The 2012 World Series showed how critical pitching has become in Major League baseball. The Giants won because their pitching rose to the occasion and the Tigers lost, because theirs didn’t. Excellent pitchers can beat excellent hitters , even Triple Crown hitters like Miguel Cabrera. Bullpens can take over a game in the seventh inning with lefty specialists, set-up men, closers and defensive replacements. The last three innings have become like fourth quarter football with preventive defense.
The Red Sox have stocked their bullpen with multiple closers, set-up men and lefty specialists. It’s hard to imagine a less than competent bullpen from the likes of Hanrahan, Bailey, Uehara, Aceves, and Miller. With Breslow, Tazawa and Morales, they even have depth to anticipate injuries.
So it comes down to the top of the rotation, which could be the most feared in baseball. The physical health of Lester and Bucholz can not be assumed, but the discipline and mental preparation will definitely improve under John Farrell, who brought them into the Major Leagues as their pitching coach. Farrell’s value to the Red Sox really turns on his ability to manage pitchers, and these two pitchers are his proudest accomplishments as a pitching coach.
Even in their worst seasons in the Majors, there were days when Lester and Bucholz were unhittable in 2012. You watched accomplished hitters trudging back to the dugout shaking their heads. They knew they had been over-matched. Contending teams in baseball need two pitchers who can do that. Ryan Dempster can do that, too, if his arm holds up.
It’s a safe bet that the Red Sox will improve offensively with a healthy return of Ellsbury, Ortiz and Pedroia. The team chemistry has to improve with their new manager. Defensively they are stronger up the middle than in any recent season. The crucial element is the pitching and Lester and Bucholz are the critical members of this staff. Imagine a season when both of them are healthy and focused, and you can imagine two twenty-game winners. Then you can easily imagine playoffs and who knows what else?
When I read about Dustin Pedroia working out with Jose Iglesias, I thought about what a team leader he has become. He doesn’t make a lot of public pronouncements, but he did step up during the debacle with Bobby Valentine in September and stood for sanity and communication at a time when the Red Sox were noticeably lacking in those departments.
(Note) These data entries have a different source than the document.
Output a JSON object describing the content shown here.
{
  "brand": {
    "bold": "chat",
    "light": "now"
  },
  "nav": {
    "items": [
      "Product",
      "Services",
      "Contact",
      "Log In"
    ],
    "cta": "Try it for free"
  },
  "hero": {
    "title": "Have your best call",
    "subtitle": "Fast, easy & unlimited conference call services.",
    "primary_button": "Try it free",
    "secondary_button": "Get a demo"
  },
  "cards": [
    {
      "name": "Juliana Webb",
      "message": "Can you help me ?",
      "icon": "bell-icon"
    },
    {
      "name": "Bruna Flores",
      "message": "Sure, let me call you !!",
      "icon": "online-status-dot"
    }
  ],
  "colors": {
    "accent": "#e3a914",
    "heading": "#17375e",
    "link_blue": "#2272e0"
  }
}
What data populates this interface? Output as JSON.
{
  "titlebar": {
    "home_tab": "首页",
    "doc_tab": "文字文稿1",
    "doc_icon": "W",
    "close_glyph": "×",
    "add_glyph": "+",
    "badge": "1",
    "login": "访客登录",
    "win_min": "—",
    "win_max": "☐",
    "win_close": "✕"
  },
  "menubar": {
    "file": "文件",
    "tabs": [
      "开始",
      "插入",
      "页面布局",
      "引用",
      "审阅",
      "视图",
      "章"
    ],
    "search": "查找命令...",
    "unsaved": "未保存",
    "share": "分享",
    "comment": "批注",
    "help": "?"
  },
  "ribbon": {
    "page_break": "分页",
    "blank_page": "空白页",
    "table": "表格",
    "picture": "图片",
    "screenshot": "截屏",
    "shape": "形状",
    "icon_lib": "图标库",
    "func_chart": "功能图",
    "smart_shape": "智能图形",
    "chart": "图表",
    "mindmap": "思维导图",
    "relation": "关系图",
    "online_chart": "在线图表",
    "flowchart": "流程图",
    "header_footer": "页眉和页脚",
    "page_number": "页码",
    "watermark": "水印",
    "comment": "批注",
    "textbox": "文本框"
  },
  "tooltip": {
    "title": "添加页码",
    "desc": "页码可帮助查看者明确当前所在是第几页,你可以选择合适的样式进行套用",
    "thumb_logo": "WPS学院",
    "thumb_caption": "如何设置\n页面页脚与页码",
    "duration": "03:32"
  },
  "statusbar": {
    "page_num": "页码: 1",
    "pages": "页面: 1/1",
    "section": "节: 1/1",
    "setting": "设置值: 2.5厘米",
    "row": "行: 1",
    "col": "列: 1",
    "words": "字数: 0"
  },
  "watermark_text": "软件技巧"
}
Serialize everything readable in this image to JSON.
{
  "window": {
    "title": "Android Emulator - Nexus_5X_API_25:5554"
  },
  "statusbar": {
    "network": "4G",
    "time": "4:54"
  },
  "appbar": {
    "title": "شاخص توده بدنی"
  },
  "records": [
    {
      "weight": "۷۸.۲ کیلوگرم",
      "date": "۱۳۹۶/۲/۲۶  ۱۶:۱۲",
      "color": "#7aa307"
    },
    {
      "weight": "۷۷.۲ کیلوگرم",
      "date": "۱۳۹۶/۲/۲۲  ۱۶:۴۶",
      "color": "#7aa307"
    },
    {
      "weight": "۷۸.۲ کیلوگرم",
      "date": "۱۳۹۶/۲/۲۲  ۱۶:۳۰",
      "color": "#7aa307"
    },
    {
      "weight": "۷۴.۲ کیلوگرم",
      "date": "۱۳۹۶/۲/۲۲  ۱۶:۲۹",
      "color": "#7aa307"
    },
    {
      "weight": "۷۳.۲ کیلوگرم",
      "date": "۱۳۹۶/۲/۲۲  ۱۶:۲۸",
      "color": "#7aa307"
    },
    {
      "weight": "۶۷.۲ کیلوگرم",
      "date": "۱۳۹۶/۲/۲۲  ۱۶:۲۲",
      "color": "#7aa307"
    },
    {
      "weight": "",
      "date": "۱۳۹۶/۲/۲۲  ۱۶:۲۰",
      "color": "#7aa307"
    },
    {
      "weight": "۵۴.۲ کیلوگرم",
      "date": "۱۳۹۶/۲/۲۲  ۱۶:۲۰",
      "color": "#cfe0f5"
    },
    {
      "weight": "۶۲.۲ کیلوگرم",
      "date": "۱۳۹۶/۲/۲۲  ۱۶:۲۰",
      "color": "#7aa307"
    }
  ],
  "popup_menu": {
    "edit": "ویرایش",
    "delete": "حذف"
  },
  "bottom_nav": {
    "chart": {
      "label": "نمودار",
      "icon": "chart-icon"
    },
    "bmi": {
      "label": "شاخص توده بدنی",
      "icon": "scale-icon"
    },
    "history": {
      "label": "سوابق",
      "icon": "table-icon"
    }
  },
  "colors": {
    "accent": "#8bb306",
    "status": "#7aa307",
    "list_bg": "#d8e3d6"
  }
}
According to his teammates Pedroia leads by example, because he works harder with more expectation than anyone else on the team. He takes command on an infield fly or steps back to let the shortstop cover the base. He is willing to play a role by stealing a base or hitting to right to advance a runner. And most of all, he leads with intensity, making every at-bat and road game important in the long season of Major League Baseball.
If there is going to be a team captain this year, it should be Pedroia. On a roster with rapidly shifting personnel, Pedroia is an axis of stability. He came up through the farm system and stepped into a starting role with some struggle at first. But he never lost confidence or focus. He played through hitting slumps and prolonged rehabilitation. He played through team dissension and front office confusion. He has shown uncanny focus on his job. Players respect that level of commitment. On the Red Sox only David Ortiz has a comparable focus on his work.
The Red Sox have benefited from a captain at certain junctures in their history–Yastrzemski and Varitek come to mind. With half the roster shipped off over the last few months, they might benefit from an established leader.
I don’t pretend to have insider knowledge of these dynamics, but I do admire Pedroia and think he stands for values that make the Red Sox better. We could all learn from the smallest man with the biggest heart on the team. And the Red Sox might recover some dignity with such a leader.